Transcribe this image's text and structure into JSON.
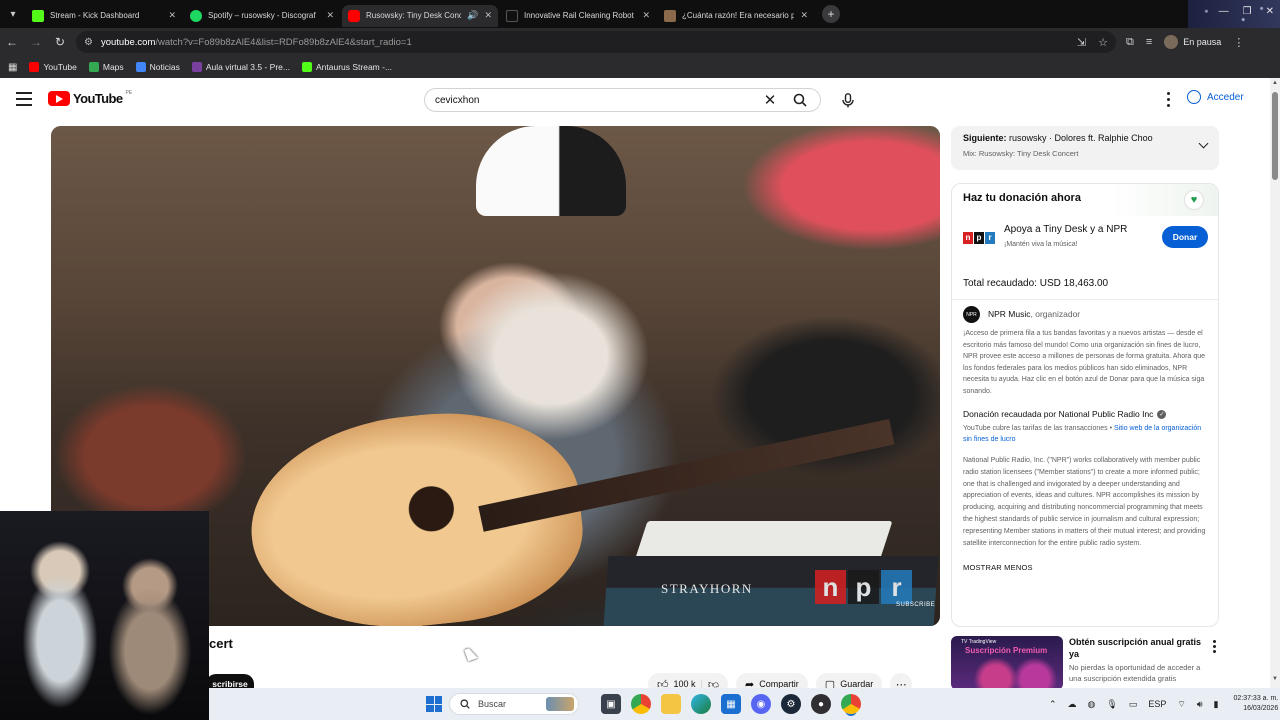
{
  "browser": {
    "tabs": [
      {
        "title": "Stream - Kick Dashboard",
        "color": "#53fc18",
        "active": false
      },
      {
        "title": "Spotify – rusowsky - Discograf",
        "color": "#1ed760",
        "active": false
      },
      {
        "title": "Rusowsky: Tiny Desk Conc",
        "color": "#ff0000",
        "active": true
      },
      {
        "title": "Innovative Rail Cleaning Robot",
        "color": "#111111",
        "active": false
      },
      {
        "title": "¿Cuánta razón! Era necesario p",
        "color": "#8a6a4a",
        "active": false
      }
    ],
    "url_host": "youtube.com",
    "url_path": "/watch?v=Fo89b8zAlE4&list=RDFo89b8zAlE4&start_radio=1",
    "profile_label": "En pausa",
    "bookmarks": [
      {
        "label": "YouTube",
        "color": "#ff0000"
      },
      {
        "label": "Maps",
        "color": "#34a853"
      },
      {
        "label": "Noticias",
        "color": "#4285f4"
      },
      {
        "label": "Aula virtual 3.5 - Pre...",
        "color": "#7b3fa0"
      },
      {
        "label": "Antaurus Stream -...",
        "color": "#53fc18"
      }
    ]
  },
  "youtube": {
    "logo_text": "YouTube",
    "logo_region": "PE",
    "search_value": "cevicxhon",
    "signin_label": "Acceder",
    "video_title_partial": "cert",
    "subscribe_partial": "scribirse",
    "book_title": "STRAYHORN",
    "watermark_sub": "SUBSCRIBE",
    "actions": {
      "likes": "100 k",
      "share": "Compartir",
      "save": "Guardar"
    }
  },
  "up_next": {
    "label": "Siguiente:",
    "title": "rusowsky · Dolores ft. Ralphie Choo",
    "mix": "Mix: Rusowsky: Tiny Desk Concert"
  },
  "donation": {
    "heading": "Haz tu donación ahora",
    "org_title": "Apoya a Tiny Desk y a NPR",
    "org_sub": "¡Mantén viva la música!",
    "donate_label": "Donar",
    "raised": "Total recaudado: USD 18,463.00",
    "organizer_name": "NPR Music",
    "organizer_role": ", organizador",
    "description": "¡Acceso de primera fila a tus bandas favoritas y a nuevos artistas — desde el escritorio más famoso del mundo! Como una organización sin fines de lucro, NPR provee este acceso a millones de personas de forma gratuita. Ahora que los fondos federales para los medios públicos han sido eliminados, NPR necesita tu ayuda. Haz clic en el botón azul de Donar para que la música siga sonando.",
    "collected_by": "Donación recaudada por National Public Radio Inc",
    "fees_text": "YouTube cubre las tarifas de las transacciones",
    "fees_link": "Sitio web de la organización sin fines de lucro",
    "about": "National Public Radio, Inc. (\"NPR\") works collaboratively with member public radio station licensees (\"Member stations\") to create a more informed public; one that is challenged and invigorated by a deeper understanding and appreciation of events, ideas and cultures. NPR accomplishes its mission by producing, acquiring and distributing noncommercial programming that meets the highest standards of public service in journalism and cultural expression; representing Member stations in matters of their mutual interest; and providing satellite interconnection for the entire public radio system.",
    "show_less": "MOSTRAR MENOS"
  },
  "ad": {
    "title": "Obtén suscripción anual gratis ya",
    "description": "No pierdas la oportunidad de acceder a una suscripción extendida gratis",
    "thumb_label": "TV TradingView",
    "thumb_title": "Suscripción Premium"
  },
  "taskbar": {
    "search_placeholder": "Buscar",
    "language": "ESP",
    "time": "02:37:33 a. m.",
    "date": "16/03/2026"
  }
}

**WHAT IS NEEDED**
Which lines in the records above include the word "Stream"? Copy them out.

**TASK OUTPUT**
        "title": "Stream - Kick Dashboard",
        "label": "Antaurus Stream -...",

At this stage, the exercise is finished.